one SOJALS point one SOJALS point no SOJALS point no SOJALS point no SOJALS point    Mediocre (2/5)

I first read this on the 23rd January 2003.

By the twenty-fifth century, humanity will have spread in a vast diaspora out among the stars.

On the largely-depopulated Earth live only the descendents of those who chose not to go. They shun the old high technology. Now they lack even the technology to follow their ancestors.

In Tober cove, Fullin is twenty-years old. It is Commitment Eve and he is contemplating Commitment. This is the ritual that every adolescent must go through to become an adult. Commitment is when a person decides on their permanent sex. Until this time they change sex annually, flipping between male and female, taking on the full range of physical and personality attributes with the changeover.

Fullin however is still having some difficulty deciding whether to be a man or a woman.

He doesn't know it yet, but before the night is out the gender issue is going to be the least of his problems. There'll be terrible violence and slaughter. Those that survive are going to have their beliefs, their religion tested to breaking point.

I expected this to be a standard coming-of-age SF novel, but I was surprised to find that it was somewhat more than that. There are unexpected depths in the plot. Gardner's sleight of hand skilfully conceals the core of this plot and frequently encourages the reader to make the obvious but wrong assumptions. As the plot unfolds, it is a pleasure to have one's assumptions overturned.
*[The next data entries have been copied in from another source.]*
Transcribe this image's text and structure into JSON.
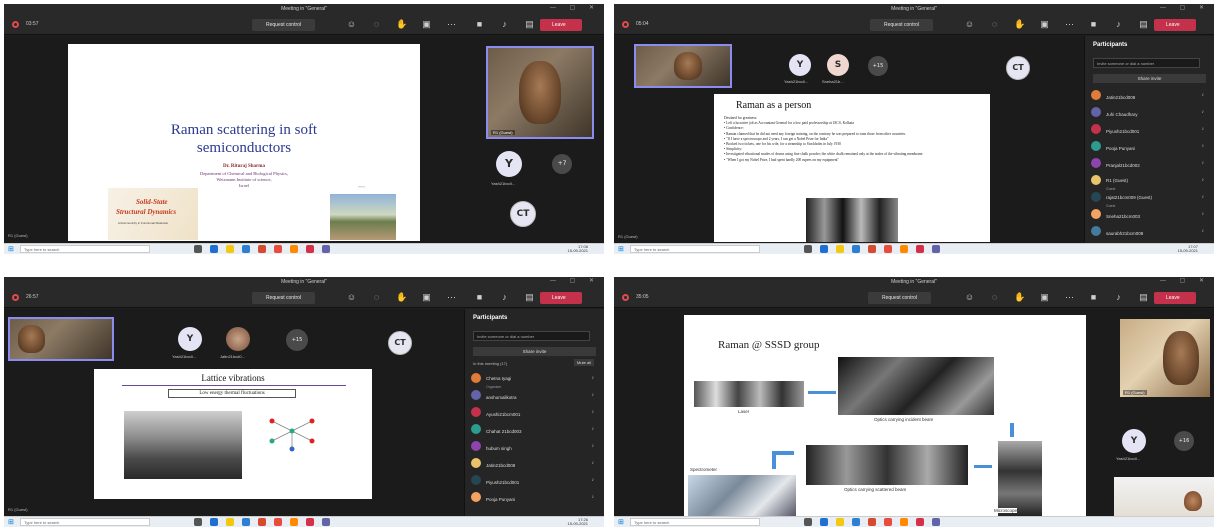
{
  "window_title": "Meeting in \"General\"",
  "request_control": "Request control",
  "leave_label": "Leave",
  "taskbar_search": "Type here to search",
  "panels": [
    {
      "timer": "03:57",
      "camera_label": "R1 (Guest)",
      "avatar_y": "Y",
      "avatar_y_name": "Yash21bcdl...",
      "more_count": "+7",
      "avatar_ct": "CT",
      "slide": {
        "title_line1": "Raman scattering in soft",
        "title_line2": "semiconductors",
        "author": "Dr. Rituraj Sharma",
        "dept": "Department of Chemical and Biological Physics,",
        "inst": "Weizmann Institute of science,",
        "country": "Israel",
        "banner_line1": "Solid-State",
        "banner_line2": "Structural Dynamics",
        "banner_sub": "Anharmonicity in Functional Materials",
        "footer": "R1 (Guest)"
      },
      "clock_time": "17:08",
      "clock_date": "15-09-2021"
    },
    {
      "timer": "05:04",
      "avatar_y": "Y",
      "avatar_s": "S",
      "more_count": "+15",
      "avatar_ct": "CT",
      "name_y": "Yash21bcdl...",
      "name_s": "Sneha21b...",
      "slide": {
        "title": "Raman as a person",
        "bullets": [
          "Destined for greatness:",
          "  • Left a lucrative job as Accountant General for a low paid professorship at IACS, Kolkata",
          "• Confidence:",
          "  • Raman claimed that he did not need any foreign training, on the contrary he was prepared to train those from other countries.",
          "  • \"If I have a spectroscope and 2 years, I can get a Nobel Prize for India\"",
          "  • Booked two tickets, one for his wife, for a steamship to Stockholm in July 1930",
          "• Simplicity:",
          "  • Investigated vibrational modes of drums using fine chalk powder; the white chalk remained only at the nodes of the vibrating membrane.",
          "  • \"When I got my Nobel Prize, I had spent hardly 200 rupees on my equipment\""
        ]
      },
      "participants": {
        "title": "Participants",
        "invite_placeholder": "Invite someone or dial a number",
        "share": "Share invite",
        "rows": [
          {
            "name": "Jatin21bcd008",
            "sub": ""
          },
          {
            "name": "Juhi Chaudhary",
            "sub": ""
          },
          {
            "name": "Piyush21bcd001",
            "sub": ""
          },
          {
            "name": "Pooja Punyani",
            "sub": ""
          },
          {
            "name": "Pranjal21bcd002",
            "sub": ""
          },
          {
            "name": "R1 (Guest)",
            "sub": "Guest"
          },
          {
            "name": "rajat21bcm009 (Guest)",
            "sub": "Guest"
          },
          {
            "name": "Sneha21bcm003",
            "sub": ""
          },
          {
            "name": "saurabh21bcm008",
            "sub": ""
          }
        ]
      },
      "footer": "R1 (Guest)",
      "clock_time": "17:07",
      "clock_date": "15-09-2021"
    },
    {
      "timer": "26:57",
      "avatar_y": "Y",
      "more_count": "+15",
      "avatar_ct": "CT",
      "name_y": "Yash21bcdl...",
      "name_2": "Jatin21bcd0...",
      "slide": {
        "title": "Lattice vibrations",
        "subtitle": "Low energy thermal fluctuations"
      },
      "participants": {
        "title": "Participants",
        "invite_placeholder": "Invite someone or dial a number",
        "share": "Share invite",
        "section": "In this meeting (17)",
        "mute_all": "Mute all",
        "rows": [
          {
            "name": "Chetna tyagi",
            "sub": "Organizer"
          },
          {
            "name": "anshumalikotra",
            "sub": ""
          },
          {
            "name": "Ayushi21bcm001",
            "sub": ""
          },
          {
            "name": "Chahat 21bcd003",
            "sub": ""
          },
          {
            "name": "hubum singh",
            "sub": ""
          },
          {
            "name": "Jatin21bcd008",
            "sub": ""
          },
          {
            "name": "Piyush21bcd001",
            "sub": ""
          },
          {
            "name": "Pooja Punyani",
            "sub": ""
          }
        ]
      },
      "footer": "R1 (Guest)",
      "clock_time": "17:26",
      "clock_date": "15-09-2021"
    },
    {
      "timer": "35:05",
      "camera_label": "R1 (Guest)",
      "avatar_y": "Y",
      "more_count": "+16",
      "name_y": "Yash21bcdl...",
      "slide": {
        "title": "Raman @ SSSD group",
        "label_laser": "Laser",
        "label_incident": "Optics carrying incident beam",
        "label_scattered": "Optics carrying scattered beam",
        "label_spectrometer": "Spectrometer",
        "label_microscope": "Microscope"
      }
    }
  ]
}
I enjoyed Fullin's pragmatic religious belief that overcomes all evidential objections. Thoroughly refreshing.

However, this novel doesn't succeed as well as Gardner's Expendable series. Those books are deliberately lightweight, and very enjoyable. This novel is intended to be more worthy but struggles hard to meet that objective.

Loaded on the 28th February 2003.
Cover of Commitment Hour

Reviews of other works by James Alan Gardner: